-- What to work on --
Nothing is to be left out; print all the entries exactly.

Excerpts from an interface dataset
****************
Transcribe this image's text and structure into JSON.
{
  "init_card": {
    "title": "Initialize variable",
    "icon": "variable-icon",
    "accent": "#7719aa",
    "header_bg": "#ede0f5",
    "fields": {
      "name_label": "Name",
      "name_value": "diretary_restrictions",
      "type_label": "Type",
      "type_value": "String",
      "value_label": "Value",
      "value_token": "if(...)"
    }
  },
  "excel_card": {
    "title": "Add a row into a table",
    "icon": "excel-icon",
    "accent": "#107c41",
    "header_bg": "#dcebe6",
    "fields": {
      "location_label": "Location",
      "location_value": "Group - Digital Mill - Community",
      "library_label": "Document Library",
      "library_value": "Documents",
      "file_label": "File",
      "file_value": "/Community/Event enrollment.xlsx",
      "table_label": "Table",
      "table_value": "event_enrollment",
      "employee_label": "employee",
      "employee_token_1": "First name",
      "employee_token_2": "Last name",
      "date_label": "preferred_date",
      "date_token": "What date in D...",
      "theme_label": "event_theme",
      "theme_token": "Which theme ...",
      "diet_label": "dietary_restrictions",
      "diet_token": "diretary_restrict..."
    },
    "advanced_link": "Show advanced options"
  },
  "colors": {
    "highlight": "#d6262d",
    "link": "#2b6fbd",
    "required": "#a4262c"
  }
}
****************
-- Result --
Transcribe this image's text and structure into JSON.
{
  "init_card": {
    "title": "Initialize variable",
    "icon": "variable-icon",
    "accent": "#7719aa",
    "header_bg": "#ede0f5",
    "fields": {
      "name_label": "Name",
      "name_value": "diretary_restrictions",
      "type_label": "Type",
      "type_value": "String",
      "value_label": "Value",
      "value_token": "if(...)"
    }
  },
  "excel_card": {
    "title": "Add a row into a table",
    "icon": "excel-icon",
    "accent": "#107c41",
    "header_bg": "#dcebe6",
    "fields": {
      "location_label": "Location",
      "location_value": "Group - Digital Mill - Community",
      "library_label": "Document Library",
      "library_value": "Documents",
      "file_label": "File",
      "file_value": "/Community/Event enrollment.xlsx",
      "table_label": "Table",
      "table_value": "event_enrollment",
      "employee_label": "employee",
      "employee_token_1": "First name",
      "employee_token_2": "Last name",
      "date_label": "preferred_date",
      "date_token": "What date in D...",
      "theme_label": "event_theme",
      "theme_token": "Which theme ...",
      "diet_label": "dietary_restrictions",
      "diet_token": "diretary_restrict..."
    },
    "advanced_link": "Show advanced options"
  },
  "colors": {
    "highlight": "#d6262d",
    "link": "#2b6fbd",
    "required": "#a4262c"
  }
}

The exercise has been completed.